Robinson won the Hugo Award for Best Novel with Green Mars (1994);[7] and Blue Mars (1997);[8] the Nebula Award for Best Novel with Red Mars (1993)[9] and 2312 (2012);[10] the Nebula Award for Best Novella with The Blind Geometer (1986); the World Fantasy Award with Black Air (1983);[11] a John W. Campbell Memorial Award for Best Science Fiction Novel with Pacific Edge (1991);[12] and Locus Awards for The Wild Shore (1985), A Short, Sharp Shock (1991), Green Mars (1994), Blue Mars (1997), The Martians (2000), and The Years of Rice and Salt (2003).[13]

Personal life[edit]

In 1982, he married Lisa Howland Nowell, an environmental chemist, and they have two sons. Robinson has lived in Washington, D.C., California, and during some of the 1980s in Switzerland. He now lives in Davis, California.

Bibliography[edit]

Series[edit]

Three Californias[edit]

  1. The Wild Shore (1984)
  2. The Gold Coast (1988)
  3. Pacific Edge (1990)

The Mars trilogy[edit]

Main article: Mars trilogy
  1. Red Mars (1993) - Colonization
  2. Green Mars (1994) - Terraforming
  3. Blue Mars (1996) - Long-term results
  4. The Martians (1999) - Short stories

Science in the Capitol series[edit]

  1. Forty Signs of Rain (2004)
  2. Fifty Degrees Below (2005)
  3. Sixty Days and Counting (2007)

Novels[edit]

Short story collections[edit]

Short stories[edit]

Non-fiction[edit]

Robinson's doctoral thesis examined The Novels of Philip K. Dick (1984). A hardcover version was published by UMI Research Press.

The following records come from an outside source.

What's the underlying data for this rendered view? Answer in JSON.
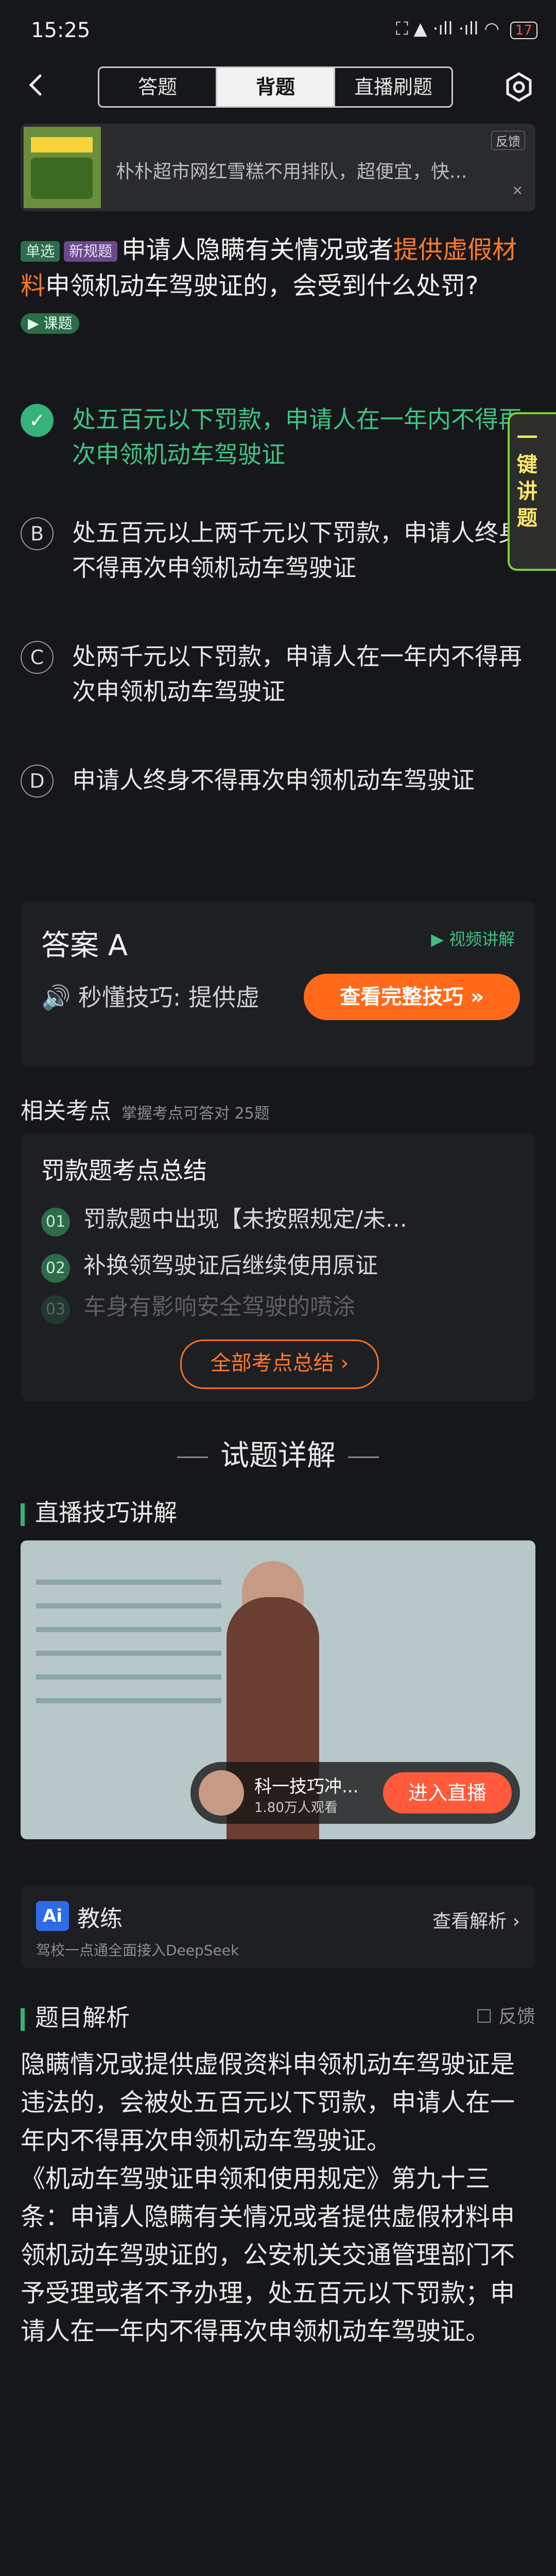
{
  "status_bar": {
    "time": "15:25",
    "indicators": "⛶ ▲ ·ıll ·ıll ◠",
    "battery": "17"
  },
  "nav": {
    "tabs": [
      "答题",
      "背题",
      "直播刷题"
    ],
    "active_tab": 1
  },
  "ad": {
    "text": "朴朴超市网红雪糕不用排队，超便宜，快...",
    "tag": "反馈"
  },
  "question": {
    "type_badge": "单选",
    "new_badge": "新规题",
    "text_before": "申请人隐瞒有关情况或者",
    "text_highlight": "提供虚假材料",
    "text_after": "申领机动车驾驶证的，会受到什么处罚?",
    "lesson_badge": "▶ 课题"
  },
  "options": [
    {
      "letter": "A",
      "text": "处五百元以下罚款，申请人在一年内不得再次申领机动车驾驶证",
      "correct": true
    },
    {
      "letter": "B",
      "text": "处五百元以上两千元以下罚款，申请人终身不得再次申领机动车驾驶证",
      "correct": false
    },
    {
      "letter": "C",
      "text": "处两千元以下罚款，申请人在一年内不得再次申领机动车驾驶证",
      "correct": false
    },
    {
      "letter": "D",
      "text": "申请人终身不得再次申领机动车驾驶证",
      "correct": false
    }
  ],
  "side_button": "一键讲题",
  "answer": {
    "label": "答案  A",
    "video_link": "▶ 视频讲解",
    "tip_prefix": "🔊 秒懂技巧: 提供虚",
    "tip_button": "查看完整技巧 »"
  },
  "knowledge": {
    "title": "相关考点",
    "subtitle": "掌握考点可答对 25题",
    "card_title": "罚款题考点总结",
    "items": [
      {
        "num": "01",
        "text": "罚款题中出现【未按照规定/未..."
      },
      {
        "num": "02",
        "text": "补换领驾驶证后继续使用原证"
      },
      {
        "num": "03",
        "text": "车身有影响安全驾驶的喷涂"
      }
    ],
    "all_button": "全部考点总结 ›"
  },
  "section_title": "试题详解",
  "live": {
    "title": "直播技巧讲解",
    "teacher": "科一技巧冲...",
    "viewers": "1.80万人观看",
    "enter": "进入直播"
  },
  "coach": {
    "logo": "Ai",
    "name": "教练",
    "sub": "驾校一点通全面接入DeepSeek",
    "link": "查看解析 ›"
  },
  "analysis": {
    "title": "题目解析",
    "feedback": "☐ 反馈",
    "paragraphs": [
      "隐瞒情况或提供虚假资料申领机动车驾驶证是违法的，会被处五百元以下罚款，申请人在一年内不得再次申领机动车驾驶证。",
      "《机动车驾驶证申领和使用规定》第九十三条：申请人隐瞒有关情况或者提供虚假材料申领机动车驾驶证的，公安机关交通管理部门不予受理或者不予办理，处五百元以下罚款；申请人在一年内不得再次申领机动车驾驶证。"
    ]
  }
}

He also edited and wrote the introduction of the anthology Future Primitive: The New Ecotopias (1994). In 2014, he co-edited a collection of scholarly essays on the relationship between ecological science, environmentalist politics, and science fiction titled Green Planets: Ecology and Science Fiction (Wesleyan University Press) with Marquette University professor Gerry Canavan.

References[edit]

  1. ^ SignOnSanDiego.com > News > Features—Robinson explores what-if of the future
  2. ^ On 'Kim Stanley Robinson – Guest of Honour Speech', 2010-09-16, The Australian Literature Review
  3. ^ "Bruce Initiative on Rethinking Capitalism | 2011 Conference". Retrieved April 26, 2011. 
  4. ^ Some Worknotes and Commentary on the Constitution by Charlotte Dorsa-Brevia, in The Martians pp. 233–239
  5. ^ Utopic Fiction and the Mars Novels of Kim Stanley Robinson – R A I N T A X I o n l i n e
  6. ^ "Top SF/F Authors". Retrieved October 14, 2010. 
  7. ^ "1994 Award Winners & Nominees". 1994. Retrieved October 14, 2010. 
  8. ^ "1997 Award Winners & Nominees". 1997. Retrieved October 14, 2010. 
  9. ^ "1993 Award Winners & Nominees". 1993. Retrieved October 14, 2010. 
  10. ^ "2012 Nebula Award Winners," Locus Magazine, May 18, 2013.
  11. ^ World Fantasy Convention. "Award Winners and Nominees". Retrieved Feb 4, 2011. 
  12. ^ "1991 Award Winners & Nominees". 1991. Retrieved October 14, 2010. 
  13. ^ Kelly, Mark R. (2007). "The LOCUS index to SF awards". Locus Publications. Retrieved April 7, 2007. 

External links[edit]